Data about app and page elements
--- --- ---
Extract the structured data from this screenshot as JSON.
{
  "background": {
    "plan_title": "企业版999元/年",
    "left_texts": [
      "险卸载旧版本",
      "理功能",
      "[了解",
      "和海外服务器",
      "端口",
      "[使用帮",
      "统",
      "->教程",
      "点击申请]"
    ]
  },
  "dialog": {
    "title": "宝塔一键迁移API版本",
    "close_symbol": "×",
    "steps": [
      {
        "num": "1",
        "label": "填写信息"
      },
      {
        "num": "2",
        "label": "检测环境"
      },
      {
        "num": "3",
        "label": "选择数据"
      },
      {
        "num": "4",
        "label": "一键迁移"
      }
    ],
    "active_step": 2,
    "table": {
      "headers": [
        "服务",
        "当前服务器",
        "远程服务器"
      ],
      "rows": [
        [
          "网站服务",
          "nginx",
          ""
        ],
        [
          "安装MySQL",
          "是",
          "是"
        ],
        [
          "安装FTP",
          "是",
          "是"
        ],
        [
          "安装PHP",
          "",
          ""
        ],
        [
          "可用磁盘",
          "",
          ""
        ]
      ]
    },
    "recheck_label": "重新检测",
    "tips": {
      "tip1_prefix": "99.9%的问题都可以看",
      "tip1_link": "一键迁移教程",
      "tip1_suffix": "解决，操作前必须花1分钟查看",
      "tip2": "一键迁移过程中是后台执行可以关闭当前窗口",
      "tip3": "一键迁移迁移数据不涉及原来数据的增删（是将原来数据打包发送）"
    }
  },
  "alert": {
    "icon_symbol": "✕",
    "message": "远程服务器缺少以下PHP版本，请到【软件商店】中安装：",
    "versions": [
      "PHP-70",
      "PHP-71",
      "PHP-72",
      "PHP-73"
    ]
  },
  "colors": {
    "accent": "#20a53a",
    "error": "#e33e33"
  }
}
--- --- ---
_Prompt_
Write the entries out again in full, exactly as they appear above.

_Reply_
Extract the structured data from this screenshot as JSON.
{
  "background": {
    "plan_title": "企业版999元/年",
    "left_texts": [
      "险卸载旧版本",
      "理功能",
      "[了解",
      "和海外服务器",
      "端口",
      "[使用帮",
      "统",
      "->教程",
      "点击申请]"
    ]
  },
  "dialog": {
    "title": "宝塔一键迁移API版本",
    "close_symbol": "×",
    "steps": [
      {
        "num": "1",
        "label": "填写信息"
      },
      {
        "num": "2",
        "label": "检测环境"
      },
      {
        "num": "3",
        "label": "选择数据"
      },
      {
        "num": "4",
        "label": "一键迁移"
      }
    ],
    "active_step": 2,
    "table": {
      "headers": [
        "服务",
        "当前服务器",
        "远程服务器"
      ],
      "rows": [
        [
          "网站服务",
          "nginx",
          ""
        ],
        [
          "安装MySQL",
          "是",
          "是"
        ],
        [
          "安装FTP",
          "是",
          "是"
        ],
        [
          "安装PHP",
          "",
          ""
        ],
        [
          "可用磁盘",
          "",
          ""
        ]
      ]
    },
    "recheck_label": "重新检测",
    "tips": {
      "tip1_prefix": "99.9%的问题都可以看",
      "tip1_link": "一键迁移教程",
      "tip1_suffix": "解决，操作前必须花1分钟查看",
      "tip2": "一键迁移过程中是后台执行可以关闭当前窗口",
      "tip3": "一键迁移迁移数据不涉及原来数据的增删（是将原来数据打包发送）"
    }
  },
  "alert": {
    "icon_symbol": "✕",
    "message": "远程服务器缺少以下PHP版本，请到【软件商店】中安装：",
    "versions": [
      "PHP-70",
      "PHP-71",
      "PHP-72",
      "PHP-73"
    ]
  },
  "colors": {
    "accent": "#20a53a",
    "error": "#e33e33"
  }
}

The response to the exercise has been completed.